======== Data to use ========

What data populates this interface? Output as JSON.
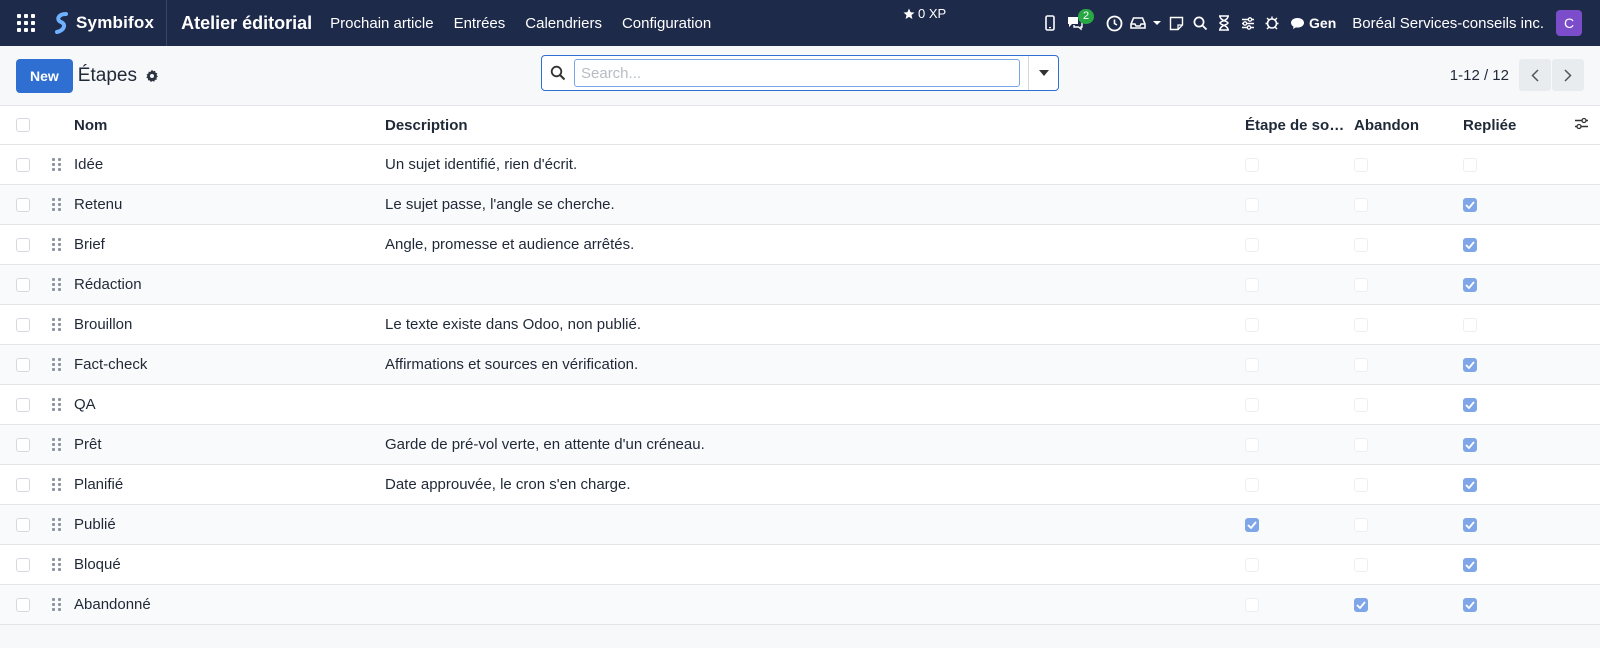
{
  "navbar": {
    "brand": "Symbifox",
    "app_name": "Atelier éditorial",
    "menu": [
      "Prochain article",
      "Entrées",
      "Calendriers",
      "Configuration"
    ],
    "xp": "0 XP",
    "chat_badge": "2",
    "gen_label": "Gen",
    "company": "Boréal Services-conseils inc.",
    "avatar": "C"
  },
  "control": {
    "new_label": "New",
    "title": "Étapes",
    "search_placeholder": "Search...",
    "pager_value": "1-12 / 12"
  },
  "table": {
    "headers": {
      "name": "Nom",
      "description": "Description",
      "exit": "Étape de sortie",
      "abandon": "Abandon",
      "folded": "Repliée"
    },
    "rows": [
      {
        "name": "Idée",
        "description": "Un sujet identifié, rien d'écrit.",
        "exit": false,
        "abandon": false,
        "folded": false
      },
      {
        "name": "Retenu",
        "description": "Le sujet passe, l'angle se cherche.",
        "exit": false,
        "abandon": false,
        "folded": true
      },
      {
        "name": "Brief",
        "description": "Angle, promesse et audience arrêtés.",
        "exit": false,
        "abandon": false,
        "folded": true
      },
      {
        "name": "Rédaction",
        "description": "",
        "exit": false,
        "abandon": false,
        "folded": true
      },
      {
        "name": "Brouillon",
        "description": "Le texte existe dans Odoo, non publié.",
        "exit": false,
        "abandon": false,
        "folded": false
      },
      {
        "name": "Fact-check",
        "description": "Affirmations et sources en vérification.",
        "exit": false,
        "abandon": false,
        "folded": true
      },
      {
        "name": "QA",
        "description": "",
        "exit": false,
        "abandon": false,
        "folded": true
      },
      {
        "name": "Prêt",
        "description": "Garde de pré-vol verte, en attente d'un créneau.",
        "exit": false,
        "abandon": false,
        "folded": true
      },
      {
        "name": "Planifié",
        "description": "Date approuvée, le cron s'en charge.",
        "exit": false,
        "abandon": false,
        "folded": true
      },
      {
        "name": "Publié",
        "description": "",
        "exit": true,
        "abandon": false,
        "folded": true
      },
      {
        "name": "Bloqué",
        "description": "",
        "exit": false,
        "abandon": false,
        "folded": true
      },
      {
        "name": "Abandonné",
        "description": "",
        "exit": false,
        "abandon": true,
        "folded": true
      }
    ]
  }
}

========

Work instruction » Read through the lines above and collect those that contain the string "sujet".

The answer »
        "description": "Un sujet identifié, rien d'écrit.",
        "description": "Le sujet passe, l'angle se cherche.",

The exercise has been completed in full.